What the exercise asks:
Return every line from the records below that has the word "defaults".

——

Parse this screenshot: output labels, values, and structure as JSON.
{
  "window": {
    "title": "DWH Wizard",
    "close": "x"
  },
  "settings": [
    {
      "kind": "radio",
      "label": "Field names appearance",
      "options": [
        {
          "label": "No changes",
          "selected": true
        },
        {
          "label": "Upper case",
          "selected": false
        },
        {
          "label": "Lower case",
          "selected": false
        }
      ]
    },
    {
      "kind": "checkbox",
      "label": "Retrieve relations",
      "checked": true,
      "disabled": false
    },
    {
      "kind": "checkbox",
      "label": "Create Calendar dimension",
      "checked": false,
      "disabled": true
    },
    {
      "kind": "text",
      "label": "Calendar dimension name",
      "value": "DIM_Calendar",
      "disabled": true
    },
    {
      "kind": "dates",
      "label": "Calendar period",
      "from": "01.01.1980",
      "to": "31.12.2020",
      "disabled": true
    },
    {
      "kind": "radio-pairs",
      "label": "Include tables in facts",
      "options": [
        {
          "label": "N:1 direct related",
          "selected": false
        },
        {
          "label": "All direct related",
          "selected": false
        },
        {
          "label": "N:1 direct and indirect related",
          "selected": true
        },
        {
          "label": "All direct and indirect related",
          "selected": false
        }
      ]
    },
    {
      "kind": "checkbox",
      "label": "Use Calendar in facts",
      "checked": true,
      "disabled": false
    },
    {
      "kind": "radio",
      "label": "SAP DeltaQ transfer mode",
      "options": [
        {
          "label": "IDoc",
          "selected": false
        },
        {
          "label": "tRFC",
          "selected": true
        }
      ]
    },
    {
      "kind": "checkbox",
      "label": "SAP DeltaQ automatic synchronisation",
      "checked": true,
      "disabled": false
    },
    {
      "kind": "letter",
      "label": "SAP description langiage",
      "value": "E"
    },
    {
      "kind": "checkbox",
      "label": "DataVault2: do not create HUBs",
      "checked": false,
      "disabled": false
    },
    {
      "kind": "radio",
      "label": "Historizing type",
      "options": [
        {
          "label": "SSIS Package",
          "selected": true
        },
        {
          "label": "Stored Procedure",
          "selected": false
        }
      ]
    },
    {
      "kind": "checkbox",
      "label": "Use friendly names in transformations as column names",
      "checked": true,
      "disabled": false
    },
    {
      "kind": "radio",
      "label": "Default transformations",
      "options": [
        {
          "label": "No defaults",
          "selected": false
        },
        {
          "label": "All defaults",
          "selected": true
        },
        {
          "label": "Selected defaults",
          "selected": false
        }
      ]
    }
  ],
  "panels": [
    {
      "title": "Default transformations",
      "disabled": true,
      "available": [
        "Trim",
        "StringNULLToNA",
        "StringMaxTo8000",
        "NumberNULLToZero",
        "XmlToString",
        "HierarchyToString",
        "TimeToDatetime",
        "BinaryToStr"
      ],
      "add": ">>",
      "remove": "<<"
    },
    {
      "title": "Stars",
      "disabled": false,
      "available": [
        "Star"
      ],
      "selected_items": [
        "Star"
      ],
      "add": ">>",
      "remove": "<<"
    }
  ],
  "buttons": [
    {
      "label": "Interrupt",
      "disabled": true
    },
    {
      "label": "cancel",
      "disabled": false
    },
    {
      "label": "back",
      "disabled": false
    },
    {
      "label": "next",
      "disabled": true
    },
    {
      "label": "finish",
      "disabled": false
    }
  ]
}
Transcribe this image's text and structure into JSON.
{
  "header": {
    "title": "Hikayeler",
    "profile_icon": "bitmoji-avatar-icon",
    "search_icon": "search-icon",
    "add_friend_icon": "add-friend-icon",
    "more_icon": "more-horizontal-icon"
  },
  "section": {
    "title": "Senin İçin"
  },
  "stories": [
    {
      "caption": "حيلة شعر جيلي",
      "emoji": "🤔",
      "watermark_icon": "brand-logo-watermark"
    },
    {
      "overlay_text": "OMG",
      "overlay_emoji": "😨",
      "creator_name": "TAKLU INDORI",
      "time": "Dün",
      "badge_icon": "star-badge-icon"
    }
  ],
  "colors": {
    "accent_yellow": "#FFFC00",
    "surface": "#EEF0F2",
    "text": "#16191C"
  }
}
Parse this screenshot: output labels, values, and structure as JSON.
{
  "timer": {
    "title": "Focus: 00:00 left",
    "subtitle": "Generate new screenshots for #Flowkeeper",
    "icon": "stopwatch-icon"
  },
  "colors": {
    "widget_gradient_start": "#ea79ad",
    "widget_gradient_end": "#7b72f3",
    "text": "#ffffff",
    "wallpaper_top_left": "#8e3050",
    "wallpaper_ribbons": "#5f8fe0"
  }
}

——

Result:
          "label": "No defaults",
          "label": "All defaults",
          "label": "Selected defaults",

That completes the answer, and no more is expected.